Controversies and Debates About Divorce and Remarriage in Christianity
Let’s dive right into the heart of the matter, folks. Among Christians, there’s been an ongoing debate about what the Bible really says regarding divorce and remarriage. It’s not as clear-cut as you might think.
To start with, some interpret Jesus’ words in Matthew 19:9 to mean that divorce is only permissible due to marital unfaithfulness. Others believe this passage implies that once a marriage has been broken by infidelity, both parties are free to remarry without committing adultery.
Yet, there’s another camp that interprets Paul’s teachings in 1 Corinthians 7:15 differently. They reckon that if an unbelieving spouse abandons their Christian partner, the latter isn’t bound by the marriage vow any longer – thus implying they’re free to remarry.
But hold your horses! Not everyone agrees with these interpretations. Some devout followers insist that God hates divorce (as stated in Malachi 2:16) and therefore view any form of remarriage as continual adultery.

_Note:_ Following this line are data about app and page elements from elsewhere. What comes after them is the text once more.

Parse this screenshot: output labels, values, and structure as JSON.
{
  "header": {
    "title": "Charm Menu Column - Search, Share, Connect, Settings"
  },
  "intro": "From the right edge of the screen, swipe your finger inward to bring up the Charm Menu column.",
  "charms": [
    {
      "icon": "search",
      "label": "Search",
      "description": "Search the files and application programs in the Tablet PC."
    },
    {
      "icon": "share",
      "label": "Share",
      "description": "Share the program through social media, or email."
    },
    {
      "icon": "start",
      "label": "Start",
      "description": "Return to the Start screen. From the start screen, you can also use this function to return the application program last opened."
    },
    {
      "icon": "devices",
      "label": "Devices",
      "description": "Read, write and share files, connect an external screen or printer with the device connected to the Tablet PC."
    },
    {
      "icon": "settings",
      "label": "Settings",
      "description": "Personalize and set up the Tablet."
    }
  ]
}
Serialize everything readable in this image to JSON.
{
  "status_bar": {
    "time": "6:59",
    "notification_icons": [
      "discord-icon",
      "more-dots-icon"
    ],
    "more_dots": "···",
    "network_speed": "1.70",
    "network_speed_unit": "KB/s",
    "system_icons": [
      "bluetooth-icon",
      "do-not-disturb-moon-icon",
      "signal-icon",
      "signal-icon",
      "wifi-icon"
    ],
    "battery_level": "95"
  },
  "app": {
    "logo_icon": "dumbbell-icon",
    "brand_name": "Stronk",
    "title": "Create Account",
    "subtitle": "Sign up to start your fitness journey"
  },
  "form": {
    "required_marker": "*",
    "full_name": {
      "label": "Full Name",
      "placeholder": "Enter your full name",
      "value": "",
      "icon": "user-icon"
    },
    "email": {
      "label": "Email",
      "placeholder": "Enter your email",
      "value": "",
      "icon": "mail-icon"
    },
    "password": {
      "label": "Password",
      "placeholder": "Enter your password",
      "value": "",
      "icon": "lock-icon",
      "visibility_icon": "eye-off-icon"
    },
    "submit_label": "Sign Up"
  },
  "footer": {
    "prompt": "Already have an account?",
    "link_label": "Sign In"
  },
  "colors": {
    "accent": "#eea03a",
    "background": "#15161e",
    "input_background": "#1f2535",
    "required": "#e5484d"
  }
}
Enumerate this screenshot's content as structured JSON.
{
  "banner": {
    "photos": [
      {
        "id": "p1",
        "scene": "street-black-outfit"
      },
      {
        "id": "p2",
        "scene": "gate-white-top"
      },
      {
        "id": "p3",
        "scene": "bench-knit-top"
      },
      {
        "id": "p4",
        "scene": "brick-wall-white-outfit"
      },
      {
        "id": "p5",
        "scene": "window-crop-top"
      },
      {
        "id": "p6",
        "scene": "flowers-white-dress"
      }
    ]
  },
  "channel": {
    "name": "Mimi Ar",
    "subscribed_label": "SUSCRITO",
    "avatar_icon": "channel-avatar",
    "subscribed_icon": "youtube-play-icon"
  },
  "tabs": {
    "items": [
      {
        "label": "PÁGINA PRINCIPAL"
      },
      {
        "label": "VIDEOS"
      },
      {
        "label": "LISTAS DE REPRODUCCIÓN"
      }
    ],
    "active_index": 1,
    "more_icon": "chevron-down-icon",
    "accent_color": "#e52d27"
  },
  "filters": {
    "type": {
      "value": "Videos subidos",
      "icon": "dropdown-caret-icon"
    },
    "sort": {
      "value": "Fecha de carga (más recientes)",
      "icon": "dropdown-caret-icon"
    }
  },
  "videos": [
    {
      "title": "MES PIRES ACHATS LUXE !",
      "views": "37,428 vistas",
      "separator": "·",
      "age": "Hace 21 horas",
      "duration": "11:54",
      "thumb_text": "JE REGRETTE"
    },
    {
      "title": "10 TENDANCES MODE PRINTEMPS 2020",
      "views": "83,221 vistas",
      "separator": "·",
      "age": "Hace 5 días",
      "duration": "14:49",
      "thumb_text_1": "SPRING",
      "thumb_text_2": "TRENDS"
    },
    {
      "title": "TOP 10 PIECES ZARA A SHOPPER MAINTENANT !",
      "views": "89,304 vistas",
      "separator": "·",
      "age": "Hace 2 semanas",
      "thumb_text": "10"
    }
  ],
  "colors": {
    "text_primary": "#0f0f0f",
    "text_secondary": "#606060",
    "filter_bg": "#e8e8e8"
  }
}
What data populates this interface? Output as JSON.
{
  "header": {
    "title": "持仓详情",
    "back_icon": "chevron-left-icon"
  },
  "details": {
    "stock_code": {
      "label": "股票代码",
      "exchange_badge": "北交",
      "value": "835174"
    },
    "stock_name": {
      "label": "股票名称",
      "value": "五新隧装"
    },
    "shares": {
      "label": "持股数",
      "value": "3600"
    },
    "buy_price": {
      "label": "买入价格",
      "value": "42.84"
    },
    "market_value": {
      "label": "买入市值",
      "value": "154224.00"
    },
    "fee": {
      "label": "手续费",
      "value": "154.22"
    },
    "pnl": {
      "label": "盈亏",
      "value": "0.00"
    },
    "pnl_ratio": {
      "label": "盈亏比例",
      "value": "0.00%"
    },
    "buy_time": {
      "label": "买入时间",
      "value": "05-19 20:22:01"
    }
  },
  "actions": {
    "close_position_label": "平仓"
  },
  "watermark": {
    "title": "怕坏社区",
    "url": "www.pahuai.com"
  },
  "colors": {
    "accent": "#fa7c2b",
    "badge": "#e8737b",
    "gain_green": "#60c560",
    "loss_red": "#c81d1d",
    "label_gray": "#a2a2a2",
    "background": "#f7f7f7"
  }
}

And then there are those who argue on grounds of grace and forgiveness – pointing out how God himself forgave Israel for its spiritual ‘adultery. They suggest this sets a precedence for allowing divorced individuals to remarry under divine grace.
So here we have it – a range of opinions swirling around like leaves on a windy day! And while theologians continue duking it out over interpretations, one thing’s for certain – these debates highlight just how personal and complex our understanding of Biblical teachings can be.
Conclusion: Applying Biblical Principles to Modern Relationships
Navigating the complex world of modern relationships can be challenging. It’s essential to remember that the Bible, while written in a different era, still holds valuable lessons and principles for today.
The Bible’s teachings on divorce aren’t black and white. They emphasize the sanctity of marriage but also acknowledge situations where dissolution may be necessary due to sin or brokenness. However, it cautions against remarriage after divorce, considering it akin to adultery unless certain conditions exist.
- The Bible encourages reconciliation whenever possible.
- It acknowledges that some circumstances make divorce unavoidable.
- Remarriage is viewed with caution, considering specific exceptions.
Whether you’re contemplating divorce or have been through one and are considering remarrying, it’s vital to seek wise counsel. This could come from trusted spiritual leaders who understand biblical teachings on these matters or from professional counselors skilled at navigating relationship complexities.
- Seek advice from trusted sources.
- Pray for wisdom and discernment.
- Consider all options carefully before making decisions impacting your life and others’.
Attempting to apply ancient teachings to contemporary lives is not without its challenges; however, doing so provides a strong moral compass guiding actions and decisions. These principles encourage patience, forgiveness, reconciliation where possible—and above all—love.